The FCC has released 16 Show Cause Orders threatening to deprive a number of low power television (LPTV) stations of their Class A status for failure to file Children's Television Programming Reports.  These orders appear to be implementing a long-rumored get-tough policy on Class A TV stations, as the FCC prepares to clear portions of the TV spectrum to auction it for use by wireless broadband providers, in accordance with the authorizing legislation we wrote about last week. Class A stations are protected from interference like full power TV stations, while other LPTV licensees can be displaced from their current channels by new primary users - potentially including future wireless broadband auction winners. Therefore, if these Class A stations are downgraded to LPTV status, the FCC could displace them as needed for spectrum auctions.  If they retain their Class A status, they are protected like full-power TV stations, and the FCC must attempt to replicate their coverage in any repacking of the spectrum that may occur.

These 16 Show Cause Orders all have essentially the same set of facts as this one.  Specifically, all of the stations failed to file multiple Children's Television Programming Reports and failed to respond to FCC letters cautioning the stations that failure to file these reports could result in loss of Class A status.  As the FCC notes in all of the Show Cause Orders, Class A licensees are required to comply with many full power TV requirements, including the need to maintain a main studio and a public inspection file, to comply with children's programming requirements, political programming requirements, station identification requirements and Emergency Alert System rules. Failure to comply with any of these requirements could result in loss of Class A status.

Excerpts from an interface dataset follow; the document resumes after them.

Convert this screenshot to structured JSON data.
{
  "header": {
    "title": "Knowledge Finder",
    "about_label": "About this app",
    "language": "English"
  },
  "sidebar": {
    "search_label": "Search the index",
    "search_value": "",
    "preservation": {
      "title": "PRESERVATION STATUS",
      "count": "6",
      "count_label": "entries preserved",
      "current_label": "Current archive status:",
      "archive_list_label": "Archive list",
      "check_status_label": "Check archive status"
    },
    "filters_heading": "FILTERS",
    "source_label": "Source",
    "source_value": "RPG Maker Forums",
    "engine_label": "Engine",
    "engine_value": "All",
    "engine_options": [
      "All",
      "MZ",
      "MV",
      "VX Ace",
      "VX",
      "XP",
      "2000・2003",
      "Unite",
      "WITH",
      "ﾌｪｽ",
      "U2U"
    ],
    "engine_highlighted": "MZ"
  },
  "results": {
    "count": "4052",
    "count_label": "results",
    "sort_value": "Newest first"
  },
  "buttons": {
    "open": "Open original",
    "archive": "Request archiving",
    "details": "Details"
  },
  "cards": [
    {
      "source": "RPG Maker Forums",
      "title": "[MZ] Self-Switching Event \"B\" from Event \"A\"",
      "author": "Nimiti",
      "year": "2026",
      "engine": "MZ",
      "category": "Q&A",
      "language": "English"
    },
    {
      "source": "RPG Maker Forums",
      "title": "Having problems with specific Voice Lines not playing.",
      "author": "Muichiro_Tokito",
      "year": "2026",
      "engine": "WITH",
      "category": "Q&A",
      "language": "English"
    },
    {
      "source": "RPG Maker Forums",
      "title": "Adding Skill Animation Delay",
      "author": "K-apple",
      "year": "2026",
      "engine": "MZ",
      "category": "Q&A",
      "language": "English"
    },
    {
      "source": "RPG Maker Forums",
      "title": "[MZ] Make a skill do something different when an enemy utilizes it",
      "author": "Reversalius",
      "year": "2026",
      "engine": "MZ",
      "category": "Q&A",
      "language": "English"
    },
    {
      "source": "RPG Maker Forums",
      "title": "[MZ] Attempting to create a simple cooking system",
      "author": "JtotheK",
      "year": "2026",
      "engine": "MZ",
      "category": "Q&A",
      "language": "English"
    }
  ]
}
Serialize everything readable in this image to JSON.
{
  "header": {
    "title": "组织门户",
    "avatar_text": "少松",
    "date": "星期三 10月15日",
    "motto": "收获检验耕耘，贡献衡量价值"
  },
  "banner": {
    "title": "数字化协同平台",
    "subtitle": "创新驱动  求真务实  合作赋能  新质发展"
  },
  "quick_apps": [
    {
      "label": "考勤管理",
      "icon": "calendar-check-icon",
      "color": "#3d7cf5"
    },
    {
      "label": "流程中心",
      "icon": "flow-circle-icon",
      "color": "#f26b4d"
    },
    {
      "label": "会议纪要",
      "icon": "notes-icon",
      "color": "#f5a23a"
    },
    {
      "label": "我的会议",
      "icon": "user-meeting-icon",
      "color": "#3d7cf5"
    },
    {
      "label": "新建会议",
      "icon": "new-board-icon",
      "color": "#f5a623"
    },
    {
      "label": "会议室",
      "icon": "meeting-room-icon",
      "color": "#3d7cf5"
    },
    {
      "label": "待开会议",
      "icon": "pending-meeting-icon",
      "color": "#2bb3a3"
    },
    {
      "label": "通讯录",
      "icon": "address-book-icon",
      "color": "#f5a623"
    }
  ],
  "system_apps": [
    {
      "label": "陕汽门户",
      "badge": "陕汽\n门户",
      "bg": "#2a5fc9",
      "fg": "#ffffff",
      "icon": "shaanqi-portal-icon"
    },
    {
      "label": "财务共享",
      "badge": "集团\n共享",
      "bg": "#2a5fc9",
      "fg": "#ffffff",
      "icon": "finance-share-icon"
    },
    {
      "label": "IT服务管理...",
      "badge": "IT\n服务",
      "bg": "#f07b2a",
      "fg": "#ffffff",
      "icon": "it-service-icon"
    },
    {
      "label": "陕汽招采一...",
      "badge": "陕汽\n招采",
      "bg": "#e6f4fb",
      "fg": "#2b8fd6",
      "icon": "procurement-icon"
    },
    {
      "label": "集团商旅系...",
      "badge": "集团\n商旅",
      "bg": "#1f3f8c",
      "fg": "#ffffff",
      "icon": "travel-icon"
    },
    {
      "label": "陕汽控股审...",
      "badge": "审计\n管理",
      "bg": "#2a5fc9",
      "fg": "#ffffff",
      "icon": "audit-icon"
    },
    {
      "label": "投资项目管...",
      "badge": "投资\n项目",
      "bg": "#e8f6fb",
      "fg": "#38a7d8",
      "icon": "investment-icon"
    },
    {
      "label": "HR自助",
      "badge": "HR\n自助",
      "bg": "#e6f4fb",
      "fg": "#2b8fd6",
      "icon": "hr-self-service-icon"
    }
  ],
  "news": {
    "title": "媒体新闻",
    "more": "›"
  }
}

It may be no coincidence that these Show Cause Orders were released within two weeks following Congressional passage of the spectrum auction authorizing legislation.  We may well be seeing more of these Orders in the coming days and weeks as the FCC attempts to clear as much as spectrum as possible.

All Class A licensees would be well advised to review their FCC compliance efforts to avoid becoming victim to the FCC's spectrum clearance process, in which downgrading Class A stations to LPTV status may play a significant role.  In spectrum-congested markets, it could well be a matter of life or death, as LPTV stations may not survive spectrum repacking and a wireless auction, while Class A TV stations will remain protected.  Watch for letters from the FCC questioning your station's Class A status, as the failure to respond to an FCC inquiry in and of itself may subject the station to liability as well as a loss of that status.